The number of respondents who expected finance costs to increase over the next 12 months was down by one percentage point on last time, to 47 percent. The number of owners anticipating dearer finance fell by 18 percentage points to 35 percent, but the number of charterers of like mind rose to 67 percent, from 50 percent previously. One respondent said, “We need a more realistic approach from those banks which are helping to keep zombie companies afloat.
Demand trends, competition and port congestion featured as the top three factors cited by respondents as those likely to influence performance most significantly over the coming 12 months. The numbers were down by four percentage points (to 21 percent) for competition, which was pushed into second place by demand trends, where there was a one percentage point increase, to 24 percent, in the figures. Port congestion, up 15 percentage points to a new survey high of 17 percent, featured in third place, followed by finance costs, in respect of which there was a four percentage point drop to 14 percent. Regulation (up five percentage points to 9 percent) featured in fifth place, followed by operating costs (down five percentage points to 6 percent). Fuel costs featured as a significant factor for just 4 percent of respondents, compared to a survey high of 16 percent in May 2011. One respondent said, “Excessive regulation makes control of costs even more difficult. Furthermore, what is the point of creating rules when international authorities cannot agree how to apply them, such as in the case of ballast water management? There was a fall in the number of respondents anticipating higher freight rates in the tanker, dry bulk and container ship sectors compared to the figures for August 2015. The net sentiment was nevertheless positive (+7) in the tanker market and in the dry bulk sector (+16), although negative (-5) for container ships. One respondent said, “Many tanker owners are guided more by hope than by economics. When statistics indicate a tonnage shortage in two years’ time, they order ships now in the hope that freight rates will be higher once the ships have been built. But if other owners do the same, overcapacity will result in low rates and a fall in vessel values – a lose-lose situation.

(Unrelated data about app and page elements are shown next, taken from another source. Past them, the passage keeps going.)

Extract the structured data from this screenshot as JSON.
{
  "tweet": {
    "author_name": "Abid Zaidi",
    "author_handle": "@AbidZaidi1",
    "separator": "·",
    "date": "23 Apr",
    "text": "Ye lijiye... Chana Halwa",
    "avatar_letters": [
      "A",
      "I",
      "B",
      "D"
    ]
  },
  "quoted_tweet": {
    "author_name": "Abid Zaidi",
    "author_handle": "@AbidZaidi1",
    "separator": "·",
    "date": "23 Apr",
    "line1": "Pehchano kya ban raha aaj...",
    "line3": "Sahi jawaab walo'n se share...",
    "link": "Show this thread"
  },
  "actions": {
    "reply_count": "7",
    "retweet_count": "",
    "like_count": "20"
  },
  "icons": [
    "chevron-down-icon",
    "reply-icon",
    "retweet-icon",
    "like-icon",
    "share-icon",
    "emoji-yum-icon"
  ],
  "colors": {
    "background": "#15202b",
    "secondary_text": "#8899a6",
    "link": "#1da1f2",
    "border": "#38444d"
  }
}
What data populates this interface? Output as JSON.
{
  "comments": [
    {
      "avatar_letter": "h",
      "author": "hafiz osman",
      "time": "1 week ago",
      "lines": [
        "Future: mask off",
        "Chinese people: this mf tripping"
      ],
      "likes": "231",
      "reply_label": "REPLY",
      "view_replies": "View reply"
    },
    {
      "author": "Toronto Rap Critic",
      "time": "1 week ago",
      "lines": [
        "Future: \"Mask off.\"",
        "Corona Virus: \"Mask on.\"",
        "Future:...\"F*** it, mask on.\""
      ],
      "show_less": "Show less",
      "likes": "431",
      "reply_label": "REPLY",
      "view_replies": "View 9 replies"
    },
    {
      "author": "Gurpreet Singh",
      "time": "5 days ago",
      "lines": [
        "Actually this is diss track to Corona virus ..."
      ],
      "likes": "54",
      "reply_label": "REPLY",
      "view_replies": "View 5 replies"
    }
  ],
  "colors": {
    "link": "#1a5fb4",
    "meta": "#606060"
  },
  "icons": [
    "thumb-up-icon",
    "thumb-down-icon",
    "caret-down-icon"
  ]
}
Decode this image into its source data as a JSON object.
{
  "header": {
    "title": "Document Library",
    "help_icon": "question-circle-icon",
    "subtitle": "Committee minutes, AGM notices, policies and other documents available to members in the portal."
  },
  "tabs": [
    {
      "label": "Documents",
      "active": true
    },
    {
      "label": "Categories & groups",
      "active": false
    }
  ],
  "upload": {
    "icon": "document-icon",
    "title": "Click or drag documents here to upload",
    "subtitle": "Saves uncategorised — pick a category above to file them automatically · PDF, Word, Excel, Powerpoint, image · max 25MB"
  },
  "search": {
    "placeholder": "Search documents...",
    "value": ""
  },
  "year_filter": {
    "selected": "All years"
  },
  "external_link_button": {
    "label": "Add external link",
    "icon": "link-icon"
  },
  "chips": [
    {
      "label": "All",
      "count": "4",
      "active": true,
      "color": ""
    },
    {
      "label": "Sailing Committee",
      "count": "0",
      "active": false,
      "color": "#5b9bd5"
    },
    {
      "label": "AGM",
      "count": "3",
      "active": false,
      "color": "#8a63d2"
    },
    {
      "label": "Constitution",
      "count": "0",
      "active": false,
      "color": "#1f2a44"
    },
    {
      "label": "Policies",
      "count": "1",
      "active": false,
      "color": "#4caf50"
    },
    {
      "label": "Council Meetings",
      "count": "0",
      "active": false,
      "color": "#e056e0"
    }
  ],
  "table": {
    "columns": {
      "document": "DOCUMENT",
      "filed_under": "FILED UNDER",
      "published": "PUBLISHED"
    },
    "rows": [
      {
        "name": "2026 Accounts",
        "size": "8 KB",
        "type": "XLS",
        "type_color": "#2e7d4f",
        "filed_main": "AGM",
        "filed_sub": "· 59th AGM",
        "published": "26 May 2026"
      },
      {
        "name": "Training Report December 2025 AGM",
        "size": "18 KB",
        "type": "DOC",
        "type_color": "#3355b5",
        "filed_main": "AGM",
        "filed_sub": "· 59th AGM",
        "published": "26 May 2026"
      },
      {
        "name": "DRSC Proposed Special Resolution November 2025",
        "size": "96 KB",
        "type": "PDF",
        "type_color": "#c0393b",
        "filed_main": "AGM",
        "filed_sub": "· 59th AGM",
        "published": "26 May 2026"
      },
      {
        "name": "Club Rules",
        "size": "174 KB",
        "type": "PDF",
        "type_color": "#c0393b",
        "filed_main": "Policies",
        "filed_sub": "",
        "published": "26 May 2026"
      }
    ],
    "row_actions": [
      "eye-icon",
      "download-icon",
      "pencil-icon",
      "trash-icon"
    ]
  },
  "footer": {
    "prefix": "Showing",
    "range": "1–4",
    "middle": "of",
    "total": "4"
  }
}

Elsewhere, it was noted, “Overall confidence in the state of the dry bulk market is currently very low, and any hope of the start of a recovery is at least 12 months away.” In the container ship sector, meanwhile, one respondent commented, “Many owners of container ships seem to order new tonnage whether it makes economic sense or not, just to maintain market share. Moore Stephens shipping partner Richard Greiner says, “The inherent volatility of the shipping industry is part of its appeal to investors, for whom there is seldom any reward without risk. But confidence historically fluctuates more in a volatile market than in a stable one, and shipping is nothing but volatile at the moment. The small drop in industry confidence levels over the three months to end-November is therefore not a great surprise.
Global unrest in general, and in particular the crisis involving Syria, does nothing to help confidence in industries such as shipping, which operate across international borders. Neither does the migrant crisis in Europe, which has escalated significantly in recent months, nor the Paris bombings. Shipping must expect to suffer the downside of such incidents just as, in better times, it can expect to benefit from positive geopolitical changes.
“Informed awareness and the ability to react in a timely manner are the best defense against external influences on the industry. But what of those other inhibitors of shipping confidence, which might be said to be of the industry’s own making? Firstly, there is the over-arching problem of excess tonnage. There are too many ships to carry the available cargoes. Doubts also persist about the level of newbuilding orders at a time when the market does not look to be in a good position to sustain them. Only increased ship recycling and rationalization of business plans can effectively address these issues, and the need to take a proactive approach is borne out by the current state of the markets. The tanker market is producing comparatively good earnings at the moment, but its fortunes are too closely linked to the price of oil for anybody to accurately predict how long this will last. Expectations of improved rates over the next 12 months in the three main tonnage categories covered by the survey are down. In the case of the dry bulk sector, such expectations are at their lowest since August 2012, while in the container ship market one has to go back to October 2008 to find a lower figure. Indeed, our respondents recorded an overall negative sentiment in respect of the container ship market. This paints a rather austere picture for the immediate future of the industry, which is also facing the burgeoning challenge of funding regulatory compliance with the imminent entry into force of the Ballast Water Management convention. But it is by no means all bad news. Operating costs fell in both 2013 and 2014, which is evidence of the application of a measure of control which shipping has not been accustomed to seeing in recent years. Meanwhile, 50 percent of those shipowners who responded to our confidence survey rated at 7 out of 10 or higher the prospect of making a major investment over the next 12 months. Owners were also much more confident than they were three months ago that ship finance was going to be cheaper over the coming 12 months. Well-informed owners and investors are not in the habit of throwing money away on lost causes. Shipping remains a good business to be in, its continued existence assured by its singular capabilities. The outlook remains volatile, but exciting.”
Source: Moore Stephens